Spending on CCaaS licences continues to increase annually, whilst on-premises license spend is reducing. As organisations continue to deliver their cloud strategies, this trend is likely to accelerate.
Running a contact centre through the cloud (Contact Centre as a Service, CCaaS) has undoubtedly become more widespread in the last couple of years. We could be reaching a tipping point where it really takes off – even for large enterprises with significant contact centre operations. But what are the key factors behind making it work?
In many ways, we are seeing the same changes that happened to Infrastructure a few years ago. Then, businesses learned that moving their servers to the cloud wasn’t just about infrastructure – it brought the need for a whole new application-centric mindset, built around a DevOps and agile approach.
The same applies with CCaaS. It fundamentally changes the skillsets needed in the CC team and the way you approach the running of your service.
Under the traditional model, running a contact centre is first and foremost a technical exercise. In our experience, ninety percent of the team will be telecoms or IT engineers. Their focus is on ensuring that services are available, secure and resilient. They don’t need a particular understanding of the customer strategy or how that fits within the wider business strategy: their priority is simply that the systems work.
With CCaaS, all that changes. Because it’s hosted in the cloud, the technical concerns about availability and resilience are already solved for. What matters now is the customer experience you’re trying to build. This affects the team requirements. While developers and engineers replace the traditional infrastructure engineers, there will also be a significant need for business analysts, customer experience architects and individuals who can work in an agile way to innovate, collaborate and experiment.
We see three key organisational challenges arising:
- Embedding new skillsets – new skills will be needed. CCaaS is software microservices driven and requires appropriate developers, architects, scrum masters and product owners, who will speak a completely different language to traditional telecoms teams. An effective CC team analyses the customer journey across touchpoints and explores how the organisation can collaborate and innovate to drive up the quality of the customer experience. Getting the right mix of skills across the team is key, as is ensuring that everyone is clear about what outcomes you are trying to achieve
- Enabling a multi-speed approach – one of the great benefits of CCaaS services is that they can be flexed and adjusted almost instantly. But to take advantage of this, organisational flexibility needs to be unlocked. Different teams – working within common enterprise-wide standards and guidelines – need to be able to move and innovate at the right speed for them. An agile culture needs to be embedded
- Making sure the cost/value model is understood – the CCaaS consumption-based pricing model is very different to the traditional, upfront fixed cost approach. It enables a much more flexible environment where initiatives can be trialled on a small scale at low cost, together with much faster recognition of value and more accurate allocation of costs. It is vital therefore to ensure that business users and IT understand the new model, so that they can work accordingly and get best value.

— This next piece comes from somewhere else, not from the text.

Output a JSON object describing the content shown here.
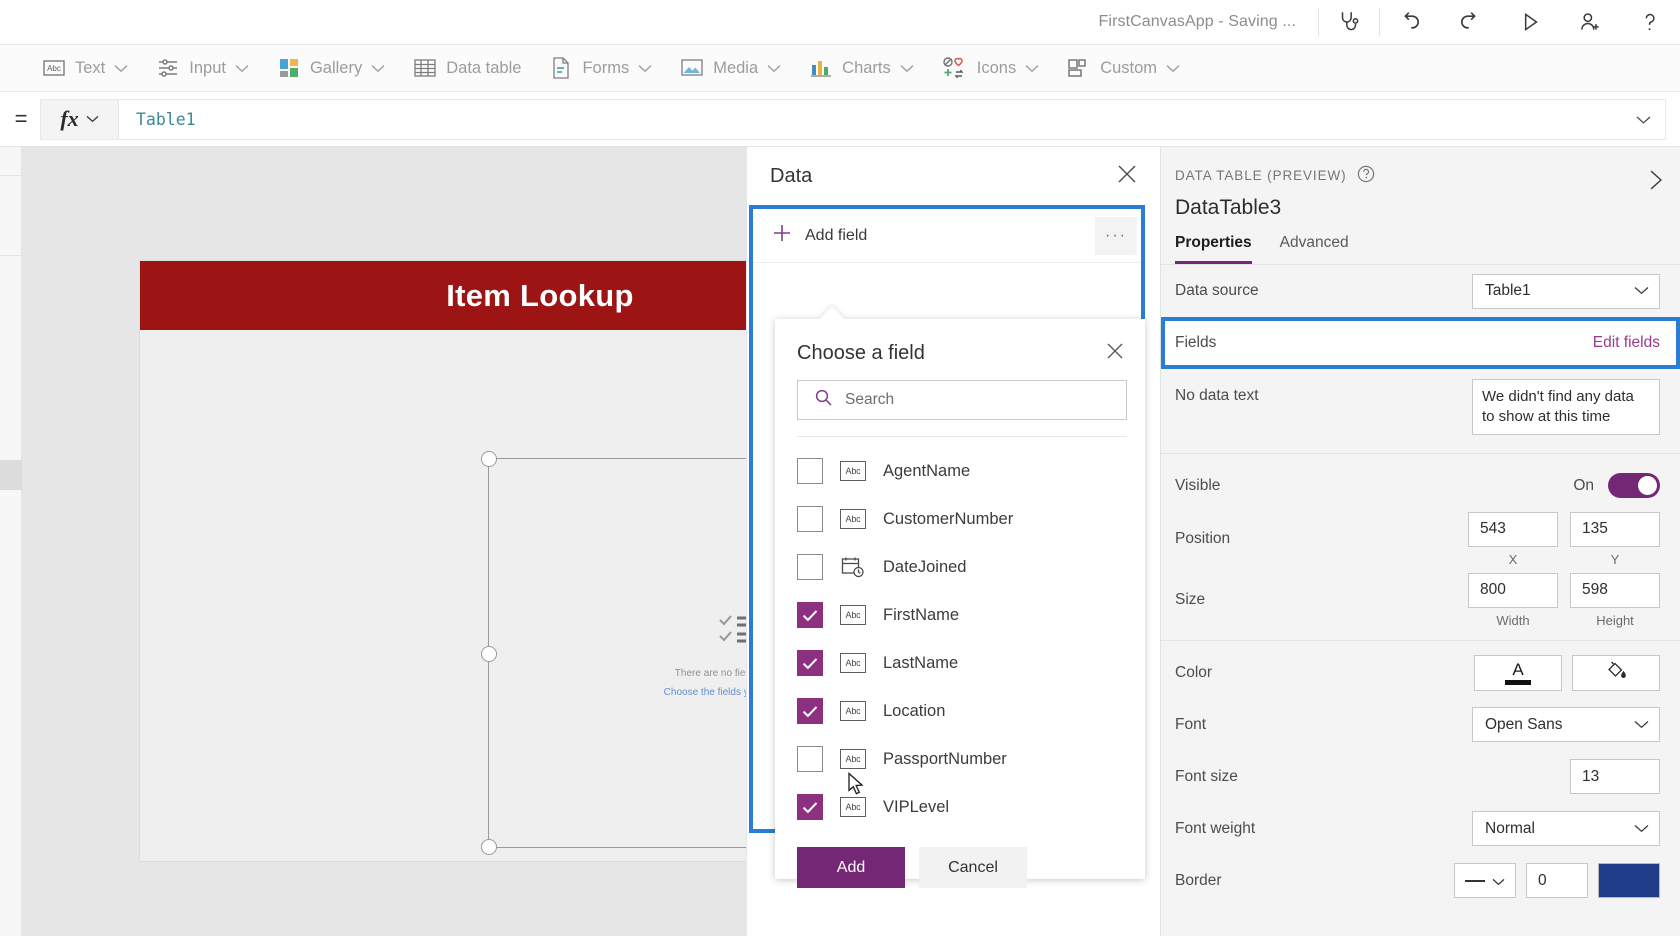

In these times of Covid-19 uncertainty – and with possibly years of challenging economic conditions ahead – businesses need to maximise the value and quality of every customer interaction. CCaaS can be expected to proliferate and help organisations do that. But to be really effective, the shift from a technical to a CX mindset is key.
It’s also critical to be ready to work alongside your chosen vendor. The leaders in this space are predominantly software driven and expect a joint development and collaborative approach – so another challenge is to ensure that your organisation is culturally ready for this. Procurement needs to consider more cooperative approaches to the traditional RFP, such as joint solutioning and model offices, and shift the focus to experience over feature comparison.
You may also need to spend some time thinking about what the IT operating model and design will look like, given that the contact centre will effectively move out of the pure IT domain and into more of a hybrid customer experience and architecture domain.
There are many things to think about – but from our experience in working with clients, there are significant benefits to be gained. We see a growing CCaaS revolution – are you prepared for it? We’d love to hear from you if you have any questions, comments or thoughts.
Author: Adam Todd & Bharat Choragudi
Disclaimer – opinions expressed in the text belong solely to the authors, and not necessarily to the author’s employer or organisation.